I know, pretty heady stuff when you’re just trying to get your kids to leave you alone long enough to do a load of laundry and pay the bills. But you have to admit they have a point. If your child doesn’t learn now how to be alone with his or her thoughts and feelings, what happens years from now when they leave the nest as young adults? Learning to be alone and to work things out for themselves is an important step in their development into fully grown, functional humans. Imagine what your relationship would be like if your spouse or partner constantly looked to you for entertainment. Yikes!

Psychologists have been studying boredom for decades, and there is a growing body of work that agrees with the grandparents and great minds. Boredom is good for kids. 
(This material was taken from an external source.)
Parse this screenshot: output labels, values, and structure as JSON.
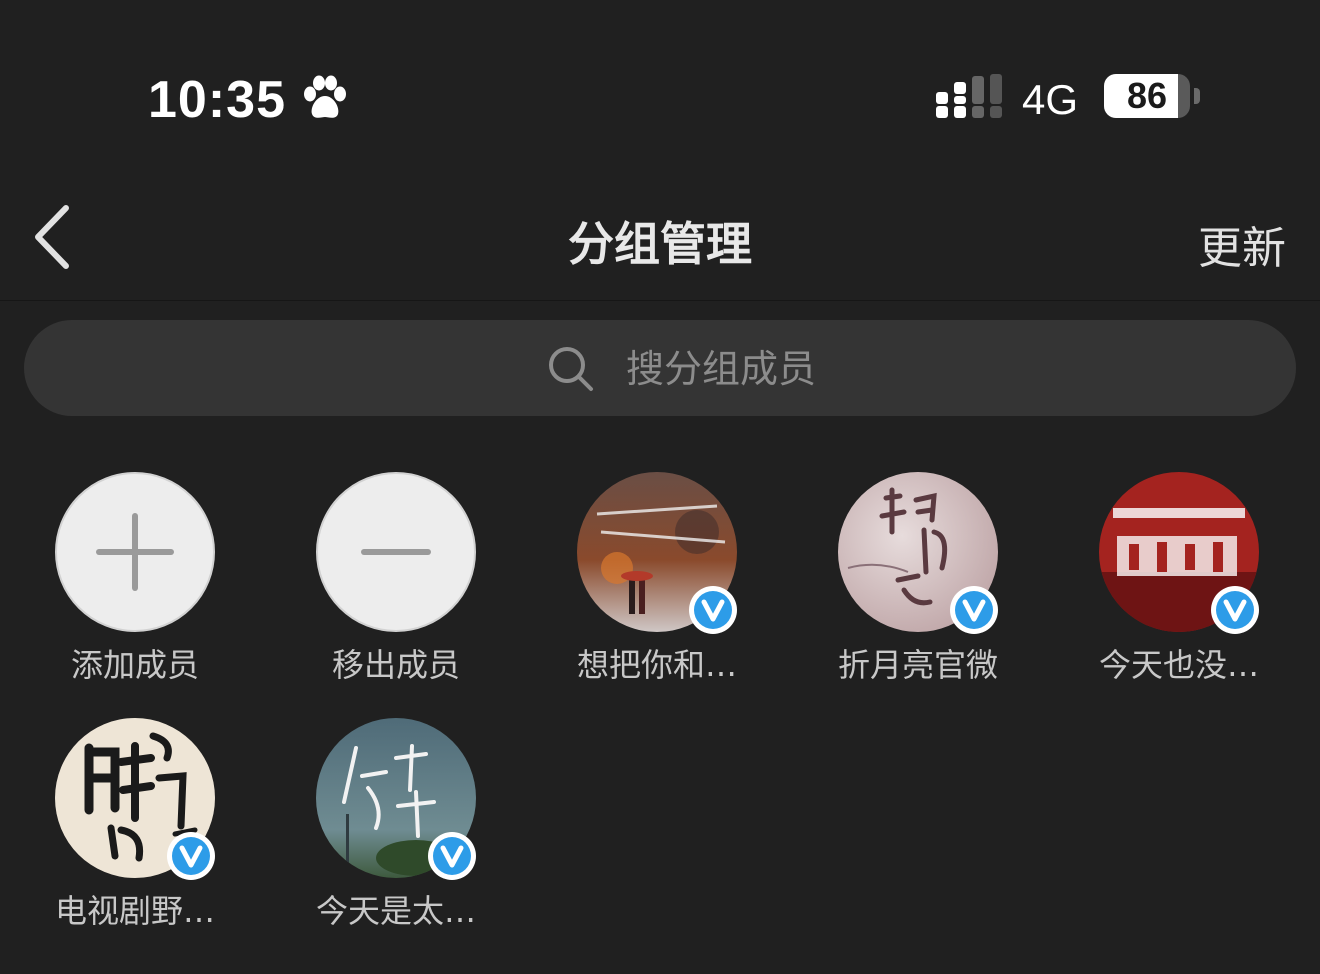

A Canadian study in the 1980s revealed that children in a town without television showed greater creativity than children who watched television regularly. I would love to see a similar study today with our exponential increase in available screens and time spent starting at them. A more recent study out of Texas A&M University endorses letting children be bored. Psychologists Shane Bench and Heather Lench concluded, “[Boredom} serves to encourage people to seek new goals and experiences. Boredom provides a valuable adaptive function by signaling it is time to pursue a new goal… we propose that boredom will motivate the pursuit of new goals as the intensity of the current experience fades.” In other words, kids who are given the wonderful opportunity to be bored will find a way to fill their time on their own.

Some of the benefits of boredom are increased creativity, developing problem solving skills, becoming comfortable with being alone, exploring varied interests, and making new friends, possibly even with their siblings! 

I need to wrap this up now because I have to pick Vivi up from music camp and drop her off at a golf lesson then go shopping for new shoes for next week’s dance camp. If y’all see us at Big Kahuna’s, be sure to come over and say hi. We’ll be there approximately 2,036 minutes this summer.